I began researching this post some time ago. By chance, the contributors to Bourbon and Banter were discussing where we store our pride and joy bourbon collection. I was surprised to hear the variety of choices used to store bourbon. Everything from homemade cabinets (with perhaps not quite ridged enough shelves) to, as we learned former Barbie display cases (Barbies to bourbon). There were pictures of not quite big enough tables and cabinets and even specially configured closets. It occurred to me that this may be a somewhat common problem. As you begin your bourbon journey and the number of bottles grows, from personal experience it is easy not to anticipate the volume of storage required.
There are some very important considerations.
- Perhaps first, it is really important that you store your whiskey upright. Unlike wine, whiskey does not benefit from contact with the cork or screw cap. You are likely to ruin your prize bottle or see it leak away. Try not to use a rack or cabinet designed for wine.
- You may need the ability to lock it up (thirsty roommates, or teenage youths). Even if you do not ordinarily have youths in your house, it is your responsibility to secure your collection.
- Alcohol in concentration typical in whiskey is very flammable. While I know this is not new news, I want to point out that it is important not to store it near open flames. Your whiskey decanter on the fireplace mantle or the shelf you built in the furnace room may not be the best idea.
- While a single bottle may only weight around 3 pounds. As your collection grows this can add up. A four-foot liquor store shelf, packed six deep with bottles may need to hold nearly 300 lbs. Click the link to see an example of a Liquor Store Shelf Collapse.
- I have read conflicting information on the effects of direct sunlight, unless it is extremely inconvenient, I would opt for out of direct sunlight if given a choice.
My solution to this dilemma, while not universal is somewhat creative and pretty much available to most people at a reasonable cost (perhaps even free, if you are or know someone old enough).
Let me first start with a little history. In the olden days, your grandfather would buy what was called a console TV. That was a relatively small, by today’s standards, TV in a beautiful wooden cabinet. Often these cabinets included radios, speakers, and even a turntable (record player for us older folks). As “tube” TV’’s got larger and demand for higher quality audio and video equipment grew these console TV’s went out of vogue. Which left us with a time when large TV’s were the enormous and very heavy ugly grey plastic boxes. Additionally, many people had component stereo systems, not to mention VCR’s and Laserdisc players and cable boxes.

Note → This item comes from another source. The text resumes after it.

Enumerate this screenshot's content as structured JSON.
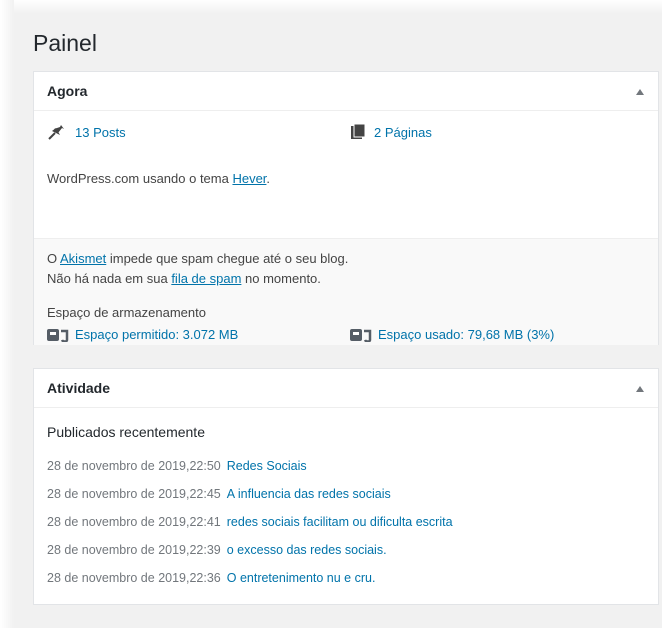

To store all of this stuff, in your designer furnished living room, you needed an “entertainment center”. This was often a beautiful piece of furniture to house and hide your TV while showing off your hi-tech audio gear (and perhaps a couple of hundred tapes, cassettes, disks and whatever. While an expensive and robust piece of furniture this item became almost completely useless with the birth of the flat screen TV.
What we considered a very large television in the cathode ray tube (CRT) days, 36 inch diagonal, today is barely a computer monitor. Add to this the switch to widescreen format, made these cabinets virtually unusable for video entertainment.
Then one day as my bourbon stock was at risk of breakage due to the overstock situation, my wife had the brilliant idea of converting the old entertainment center into a liquor cabinet. For us it is the perfect choice. With many adjustable shelves, built strongly enough to handle the weight. A place for glassware and even some bar tools. The crowning glory was that the former TV compartment is ideal for my barrels for barrel aging cocktails. I did a little research online and found that other people with similar ideas had built wine racks in the TV section or even placed for a small refrigerator. The back is typically open, so it is perfect for airflow to the condenser, (sorry for this technical bit, I am kind of a refrigeration guy).
The great part of this idea is that these old entertainment centers are otherwise useless, so they are often found in resale shops and goodwill stores for very reasonable prices. All you need is to get them home, which with the size and weight this is often not an easy feat. But once there it makes a great bourbon bunker/bar cabinet.
A quick note on security. A limitation of the entertainment center design is that it is made to be easily accessible and often the doors are not conveniently made to be locked. While this isn’t a consideration for me, you may need to be creative to solve this problem. Mainly since the back usually is made to be penetrated for cables and wiring.